Alcohol is a toxin and known carcinogen that can increase the risk for chronic health conditions or escalate their severity. Because an estimated 38 million Americans drink alcohol excessively, there's a lot of potential good that could come from people choosing to drink just a little less, said Dr. David Crabb, director of the Indiana Alcohol Research Center. Crabb wasn't involved in the study, but praised the new research and echoed the need for intervention at an individual and public health level.
"A lot of the injury isn't just the people you consider alcohol abusers, but a much a larger group that binge drink or consume higher levels than recommended -- more than 1 [to] 2 drinks a day," Crabb told HuffPost.
One of the most important things drinkers can do is educate themselves on the proper serving sizes of their favorite beverages. For instance, one big wine glass may actually hold two servings, and a pint of craft beer will likely have higher alcohol content than a standard 12-ounce beer, Crabb said.
Medical professionals can also do their part by asking questions about alcohol use during primary care check-ups and hospital visits, Crabb added. Even a brief "intervention" about the dangers of heavy alcohol use can be enough to encourage an estimated 25 percent of excessive drinkers to take the drinking down a notch.
And on a policy level, local governments can try to curb alcohol-related deaths by increasing state taxes for alcohol, regulating alcohol store density and holding alcohol retailers legally responsible if they sell alcohol to people they shouldn't.
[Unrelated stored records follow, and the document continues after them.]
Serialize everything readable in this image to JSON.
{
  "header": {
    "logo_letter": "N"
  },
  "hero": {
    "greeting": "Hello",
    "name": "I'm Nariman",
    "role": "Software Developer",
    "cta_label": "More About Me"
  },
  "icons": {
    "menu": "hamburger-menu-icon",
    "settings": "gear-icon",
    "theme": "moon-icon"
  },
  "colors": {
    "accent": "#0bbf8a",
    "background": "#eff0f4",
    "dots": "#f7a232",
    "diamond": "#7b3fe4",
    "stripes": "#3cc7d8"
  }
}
CLARIFICATION: This story was edited to clarify the distinction between all alcohol-related deaths and the deaths of people ages 20-64.